Work request:
Word for word, please copy the listing below, with its pictures left out.

Dataset records:
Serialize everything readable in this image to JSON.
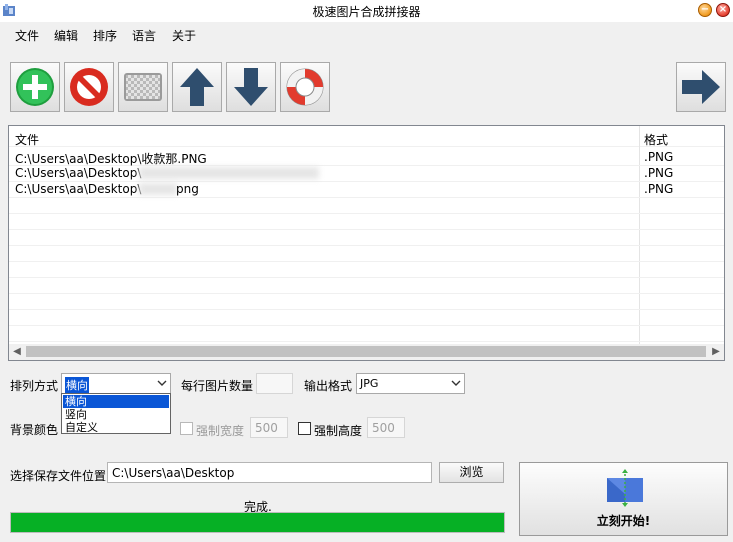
{
  "window": {
    "title": "极速图片合成拼接器"
  },
  "menu": [
    "文件",
    "编辑",
    "排序",
    "语言",
    "关于"
  ],
  "toolbar": {
    "icons": [
      "add-icon",
      "no-entry-icon",
      "checkerboard-icon",
      "arrow-up-icon",
      "arrow-down-icon",
      "lifebuoy-icon",
      "arrow-right-icon"
    ]
  },
  "file_list": {
    "columns": [
      "文件",
      "格式"
    ],
    "rows": [
      {
        "path": "C:\\Users\\aa\\Desktop\\收款那.PNG",
        "format": ".PNG"
      },
      {
        "path": "C:\\Users\\aa\\Desktop\\",
        "format": ".PNG"
      },
      {
        "path": "C:\\Users\\aa\\Desktop\\",
        "path_tail": "png",
        "format": ".PNG"
      }
    ]
  },
  "options": {
    "arrange_label": "排列方式",
    "arrange_value": "横向",
    "arrange_options": [
      "横向",
      "竖向",
      "自定义"
    ],
    "per_row_label": "每行图片数量",
    "per_row_value": "",
    "output_format_label": "输出格式",
    "output_format_value": "JPG",
    "bg_color_label": "背景颜色",
    "force_width_label": "强制宽度",
    "force_width_value": "500",
    "force_height_label": "强制高度",
    "force_height_value": "500"
  },
  "save": {
    "label": "选择保存文件位置",
    "path": "C:\\Users\\aa\\Desktop",
    "browse_label": "浏览"
  },
  "status": {
    "text": "完成.",
    "progress": 1.0
  },
  "start": {
    "label": "立刻开始!"
  },
  "colors": {
    "progress": "#06b025",
    "selection": "#0a56d6"
  }
}
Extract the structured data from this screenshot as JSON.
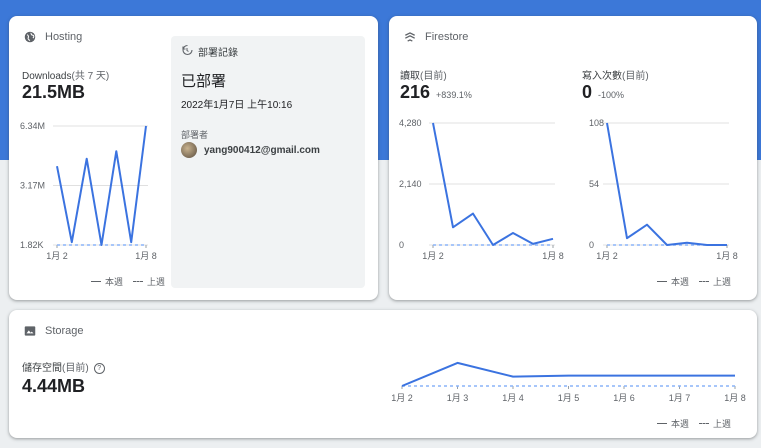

Solution to this exercise:
Serialize everything readable in this image to JSON.
{
  "window": {
    "title": "极速图片合成拼接器"
  },
  "menu": [
    "文件",
    "编辑",
    "排序",
    "语言",
    "关于"
  ],
  "toolbar": {
    "icons": [
      "add-icon",
      "no-entry-icon",
      "checkerboard-icon",
      "arrow-up-icon",
      "arrow-down-icon",
      "lifebuoy-icon",
      "arrow-right-icon"
    ]
  },
  "file_list": {
    "columns": [
      "文件",
      "格式"
    ],
    "rows": [
      {
        "path": "C:\\Users\\aa\\Desktop\\收款那.PNG",
        "format": ".PNG"
      },
      {
        "path": "C:\\Users\\aa\\Desktop\\",
        "format": ".PNG"
      },
      {
        "path": "C:\\Users\\aa\\Desktop\\",
        "path_tail": "png",
        "format": ".PNG"
      }
    ]
  },
  "options": {
    "arrange_label": "排列方式",
    "arrange_value": "横向",
    "arrange_options": [
      "横向",
      "竖向",
      "自定义"
    ],
    "per_row_label": "每行图片数量",
    "per_row_value": "",
    "output_format_label": "输出格式",
    "output_format_value": "JPG",
    "bg_color_label": "背景颜色",
    "force_width_label": "强制宽度",
    "force_width_value": "500",
    "force_height_label": "强制高度",
    "force_height_value": "500"
  },
  "save": {
    "label": "选择保存文件位置",
    "path": "C:\\Users\\aa\\Desktop",
    "browse_label": "浏览"
  },
  "status": {
    "text": "完成.",
    "progress": 1.0
  },
  "start": {
    "label": "立刻开始!"
  },
  "colors": {
    "progress": "#06b025",
    "selection": "#0a56d6"
  }
}
Extract the structured data from this screenshot as JSON.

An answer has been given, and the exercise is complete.